dir. Leon Quang Le, Vietnam 2018, 90'
A ruthless debt collector and a sensitive actor of the cai-luong opera, which is slowly sinking into oblivion. Two worlds that should not meet, and yet they find common ground. The dim, nostalgic frames, and a thrilling story of an unspoken relationship played out against the narrow streets of the 1980s Saigon.
Wo de quan wang nan you
dir. Johnnie To, China, Hong Kong 2019, 119'
A noble boxer and a singer fighting for the spotlight – a meeting of two worlds boiling with emotions, in which the road to the top leads through brutal rivalry. An expressive journey through the new Chinese reality, combining the sentimental charm of a romantic comedy, a plot about big dreams glittering with sequins, and a sharp form created by the master of Hong Kong action cinema.
Wet Woman in the Wind
Kaze ni nureta onna
dir. Akihiko Shiota, Japan 2016, 78'

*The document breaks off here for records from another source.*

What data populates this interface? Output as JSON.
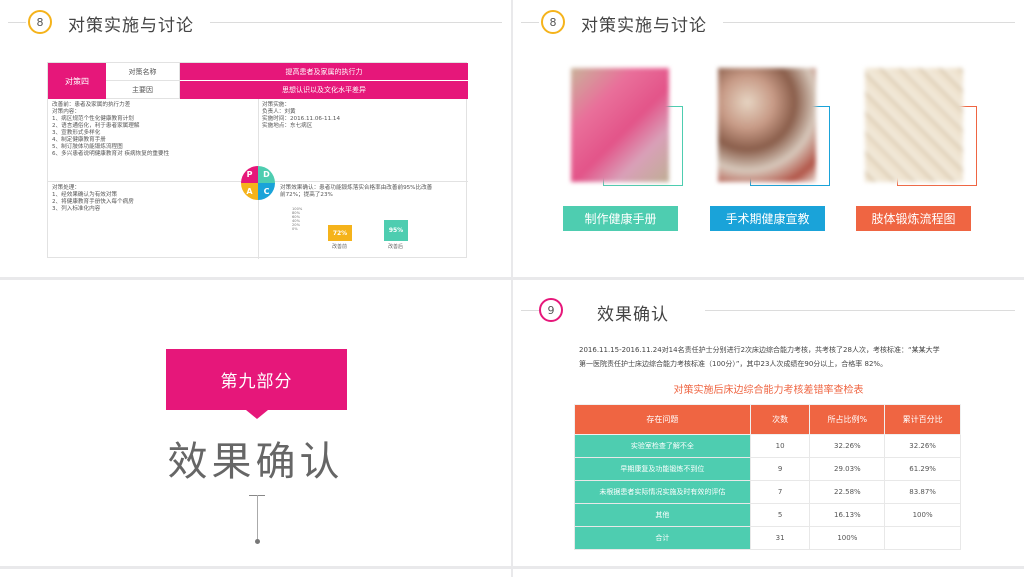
{
  "slide1": {
    "number": "8",
    "title": "对策实施与讨论",
    "table": {
      "strategy_label": "对策四",
      "name_label": "对策名称",
      "name_value": "提高患者及家属的执行力",
      "cause_label": "主要因",
      "cause_value": "思想认识以及文化水平差异",
      "plan_lines": [
        "改善前：患者及家属的执行力差",
        "对策内容：",
        "1、病区规范个性化健康教育计划",
        "2、语言通俗化，利于患者家属理解",
        "3、宣教形式多样化",
        "4、制定健康教育手册",
        "5、制订肢体功能锻炼流程图",
        "6、多兴患者说明健康教育对 疾病恢复的重要性"
      ],
      "do_lines": [
        "对策实施：",
        "负责人：刘黄",
        "实施时间：2016.11.06-11.14",
        "实施地点：东七病区"
      ],
      "act_lines": [
        "对策处理：",
        "1、经效果确认为有效对策",
        "2、将健康教育手册快入每个病房",
        "3、列入标准化内容"
      ],
      "check_text_1": "对策效果确认：患者功能锻炼落实合格率由改善前95%比改善",
      "check_text_2": "前72%；提高了23%",
      "pdca": {
        "p": "P",
        "d": "D",
        "a": "A",
        "c": "C"
      },
      "mini_chart": {
        "axis_ticks": [
          "100%",
          "80%",
          "60%",
          "40%",
          "20%",
          "0%"
        ],
        "bars": [
          {
            "label": "改善前",
            "value_label": "72%",
            "value": 72,
            "color": "#f5b31b"
          },
          {
            "label": "改善后",
            "value_label": "95%",
            "value": 95,
            "color": "#4ecdb0"
          }
        ]
      }
    }
  },
  "slide2": {
    "number": "8",
    "title": "对策实施与讨论",
    "items": [
      {
        "label": "制作健康手册",
        "color": "#4ecdb0"
      },
      {
        "label": "手术期健康宣教",
        "color": "#1aa3d9"
      },
      {
        "label": "肢体锻炼流程图",
        "color": "#ef6542"
      }
    ]
  },
  "slide3": {
    "section_label": "第九部分",
    "section_title": "效果确认"
  },
  "slide4": {
    "number": "9",
    "title": "效果确认",
    "para_line1": "2016.11.15-2016.11.24对14名责任护士分别进行2次床边综合能力考核，共考核了28人次，考核标准：“某某大学",
    "para_line2": "第一医院责任护士床边综合能力考核标准（100分）”，其中23人次成绩在90分以上，合格率 82%。",
    "table_title": "对策实施后床边综合能力考核差错率查检表",
    "headers": [
      "存在问题",
      "次数",
      "所占比例%",
      "累计百分比"
    ],
    "rows": [
      [
        "实验室检查了解不全",
        "10",
        "32.26%",
        "32.26%"
      ],
      [
        "早期康复及功能锻炼不到位",
        "9",
        "29.03%",
        "61.29%"
      ],
      [
        "未根据患者实际情况实施及时有效的评估",
        "7",
        "22.58%",
        "83.87%"
      ],
      [
        "其他",
        "5",
        "16.13%",
        "100%"
      ],
      [
        "合计",
        "31",
        "100%",
        ""
      ]
    ]
  },
  "colors": {
    "magenta": "#e6177a",
    "teal": "#4ecdb0",
    "blue": "#1aa3d9",
    "orange": "#ef6542",
    "yellow": "#f5b31b"
  }
}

An attractive playwright denounces all women and moves to a provincial hermitage. But on his way, he meets a provocative, unpredictable young woman. A nod to a Japanese adult cinema classic and its subversive reinterpretation, playing with the viewer's expectations and generic conventions, creating a lively, ironic, steaming-hot narration.
A Bride for Rip Van Winkle
Rippu Van Winkuru no hanayome
dir. Shunji Iwai, Japan 2016, 179'
A shy teacher preparing for her wedding meets a group of unusual actors who turn her life upside down. Who is the fascinating, eccentric woman, living in a mysterious villa hidden away from people's gazes? Where do the limits of the roles everyone is playing lie – and can fiction replace reality? The subtle, yet disquieting film by a cult Japanese director is a romantic thriller, combining a surprising plot with oneiric images.